It took two seasons, but they eventually got over that hurdle and turned into their own show. When asked when he first knew that they "had something" in the show, Patrick Stewart said it was while shooting "the Measure of a Man" (s2, ep9). If you think of the question a different way -- "at what point did you realize the job wasn't necessarily shit?" -- then the answer says a lot about the quality of the preceding 33 episodes.

Comment Re:College admissions is not a life-value system (Score 1) 389

If you think "inane, stupid, and soul-crushing" ends at high school, you've been sheltered.

While the goal if college per se is not to churn out office drones, there is a lot of drone-ery to be done, and someone in college can do worse than to fall into one of those jobs. It's a good fallback plan for, say, the history major who just can't find in-field work. For those people, a college degree proves you can show up every day, do a task of moderate complexity, and meet deadlines reliably. That's also exactly what being anything other a straight C student demonstrates.

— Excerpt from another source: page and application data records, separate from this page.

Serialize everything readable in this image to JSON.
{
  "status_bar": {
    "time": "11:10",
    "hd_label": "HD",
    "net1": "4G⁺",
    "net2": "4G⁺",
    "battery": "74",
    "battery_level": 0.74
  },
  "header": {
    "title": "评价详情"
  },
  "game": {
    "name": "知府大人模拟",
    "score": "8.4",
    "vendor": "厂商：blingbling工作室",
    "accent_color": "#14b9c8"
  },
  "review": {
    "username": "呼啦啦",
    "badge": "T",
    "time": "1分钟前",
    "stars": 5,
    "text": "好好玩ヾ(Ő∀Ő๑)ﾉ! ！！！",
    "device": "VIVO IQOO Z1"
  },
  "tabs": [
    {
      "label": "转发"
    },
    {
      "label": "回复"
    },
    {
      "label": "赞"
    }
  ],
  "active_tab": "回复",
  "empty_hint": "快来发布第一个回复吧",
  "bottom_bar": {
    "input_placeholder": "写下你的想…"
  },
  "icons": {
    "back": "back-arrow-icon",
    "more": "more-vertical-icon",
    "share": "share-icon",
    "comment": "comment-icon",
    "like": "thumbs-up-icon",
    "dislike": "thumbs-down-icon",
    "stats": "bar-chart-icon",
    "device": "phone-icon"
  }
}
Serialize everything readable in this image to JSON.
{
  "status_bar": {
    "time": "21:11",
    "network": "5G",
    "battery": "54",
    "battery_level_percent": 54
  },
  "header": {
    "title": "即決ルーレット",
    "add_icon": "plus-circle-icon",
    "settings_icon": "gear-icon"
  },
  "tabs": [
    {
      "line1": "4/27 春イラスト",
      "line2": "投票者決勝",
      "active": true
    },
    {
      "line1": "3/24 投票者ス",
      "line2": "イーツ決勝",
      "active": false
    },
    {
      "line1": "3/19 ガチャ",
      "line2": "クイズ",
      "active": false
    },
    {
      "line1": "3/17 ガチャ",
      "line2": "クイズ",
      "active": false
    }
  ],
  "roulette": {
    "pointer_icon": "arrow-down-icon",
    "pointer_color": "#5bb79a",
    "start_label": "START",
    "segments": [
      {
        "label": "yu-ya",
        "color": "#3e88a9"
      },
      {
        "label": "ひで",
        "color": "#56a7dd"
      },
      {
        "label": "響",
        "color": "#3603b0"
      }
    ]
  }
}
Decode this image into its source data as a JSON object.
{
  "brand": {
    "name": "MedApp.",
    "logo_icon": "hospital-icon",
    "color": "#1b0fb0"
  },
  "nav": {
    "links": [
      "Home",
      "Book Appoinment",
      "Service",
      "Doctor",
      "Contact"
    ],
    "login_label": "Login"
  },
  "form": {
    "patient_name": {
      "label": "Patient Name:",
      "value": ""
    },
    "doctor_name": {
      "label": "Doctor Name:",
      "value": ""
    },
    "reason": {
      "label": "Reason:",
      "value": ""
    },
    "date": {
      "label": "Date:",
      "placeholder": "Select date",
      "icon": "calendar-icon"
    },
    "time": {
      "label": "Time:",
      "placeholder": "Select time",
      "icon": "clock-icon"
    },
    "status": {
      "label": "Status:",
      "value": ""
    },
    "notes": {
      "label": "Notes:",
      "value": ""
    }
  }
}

But most History and Philosophy and Liberal Arts departments around the country don't feel (or at least can hope) that they are training people who will stick with and contribute to the field. At that point, you can argue that you need some creative skills to break new ground. Unfortunately, opportunities for ground-breaking is foreseeably rare, and it's not going to be done if you don't have the necessary information and tools to create. Even a kid making a building-block tower needs to be given building blocks. They need students who are going to absorb that information and grow through participation. Which is exactly what C students have failed to do.

For other fields -- such as engineering -- where you can reasonably expect to get a job in the field, and then to flex your creativity once you're there, "innovation" means being basic competence, coupled with experience. Innovation as people imagine it today -- that the fruits of hard, long work can be cheated out through something cheaper and easier -- is a myth.

I would gladly concede that we need to do more to give our C students real options for becoming productive, prosperous members of society. I just don't think the rest of us are missing out for lack of their "creativity".

Slashdot Top Deals

"Card readers? We don't need no stinking card readers." -- Peter da Silva (at the National Academy of Sciencies, 1965, in a particularly vivid fantasy)